[PROVIDED DATA Boundary: Start]
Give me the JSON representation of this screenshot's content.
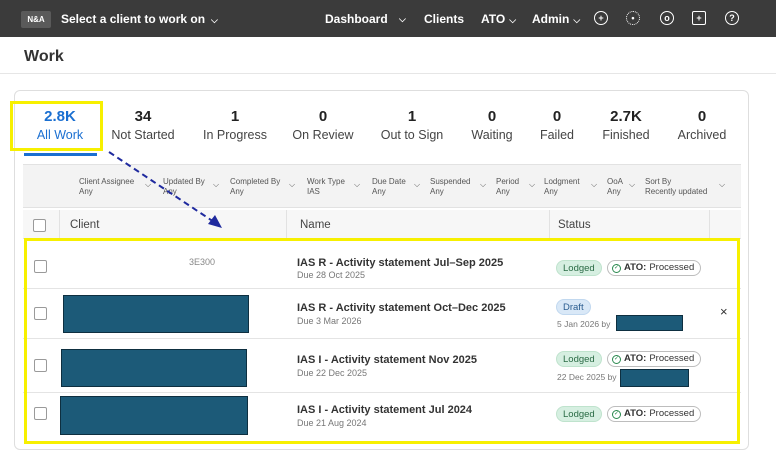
{
  "topbar": {
    "logo": "N&A",
    "client_select": "Select a client to work on",
    "nav": [
      {
        "label": "Dashboard"
      },
      {
        "label": "Clients"
      },
      {
        "label": "ATO"
      },
      {
        "label": "Admin"
      }
    ],
    "icons": [
      "plus-circle-icon",
      "gear-icon",
      "user-circle-icon",
      "gift-icon",
      "help-circle-icon"
    ]
  },
  "page": {
    "title": "Work"
  },
  "stats": [
    {
      "num": "2.8K",
      "label": "All Work",
      "active": true
    },
    {
      "num": "34",
      "label": "Not Started"
    },
    {
      "num": "1",
      "label": "In Progress"
    },
    {
      "num": "0",
      "label": "On Review"
    },
    {
      "num": "1",
      "label": "Out to Sign"
    },
    {
      "num": "0",
      "label": "Waiting"
    },
    {
      "num": "0",
      "label": "Failed"
    },
    {
      "num": "2.7K",
      "label": "Finished"
    },
    {
      "num": "0",
      "label": "Archived"
    }
  ],
  "filters": [
    {
      "label": "Client Assignee",
      "value": "Any"
    },
    {
      "label": "Updated By",
      "value": "Any"
    },
    {
      "label": "Completed By",
      "value": "Any"
    },
    {
      "label": "Work Type",
      "value": "IAS"
    },
    {
      "label": "Due Date",
      "value": "Any"
    },
    {
      "label": "Suspended",
      "value": "Any"
    },
    {
      "label": "Period",
      "value": "Any"
    },
    {
      "label": "Lodgment",
      "value": "Any"
    },
    {
      "label": "OoA",
      "value": "Any"
    },
    {
      "label": "Sort By",
      "value": "Recently updated"
    }
  ],
  "table": {
    "headers": {
      "client": "Client",
      "name": "Name",
      "status": "Status"
    },
    "rows": [
      {
        "client_partial": "3E300",
        "title": "IAS R - Activity statement Jul–Sep 2025",
        "due": "Due 28 Oct 2025",
        "status": "Lodged",
        "ato_label": "ATO:",
        "ato_value": "Processed",
        "status_sub": ""
      },
      {
        "title": "IAS R - Activity statement Oct–Dec 2025",
        "due": "Due 3 Mar 2026",
        "status": "Draft",
        "status_sub": "5 Jan 2026 by"
      },
      {
        "title": "IAS I - Activity statement Nov 2025",
        "due": "Due 22 Dec 2025",
        "status": "Lodged",
        "ato_label": "ATO:",
        "ato_value": "Processed",
        "status_sub": "22 Dec 2025 by"
      },
      {
        "title": "IAS I - Activity statement Jul 2024",
        "due": "Due 21 Aug 2024",
        "status": "Lodged",
        "ato_label": "ATO:",
        "ato_value": "Processed",
        "status_sub": ""
      }
    ]
  },
  "colors": {
    "accent": "#1a6fd1",
    "highlight": "#f7f000",
    "redaction": "#1c5a78",
    "lodged_bg": "#d6efe1",
    "draft_bg": "#d9e8f7",
    "arrow": "#1f2a9e"
  },
  "close_symbol": "×"
}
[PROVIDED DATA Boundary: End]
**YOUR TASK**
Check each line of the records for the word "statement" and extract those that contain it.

**SOLUTION TO THE EXERCISE**
        "title": "IAS R - Activity statement Jul–Sep 2025",
        "title": "IAS R - Activity statement Oct–Dec 2025",
        "title": "IAS I - Activity statement Nov 2025",
        "title": "IAS I - Activity statement Jul 2024",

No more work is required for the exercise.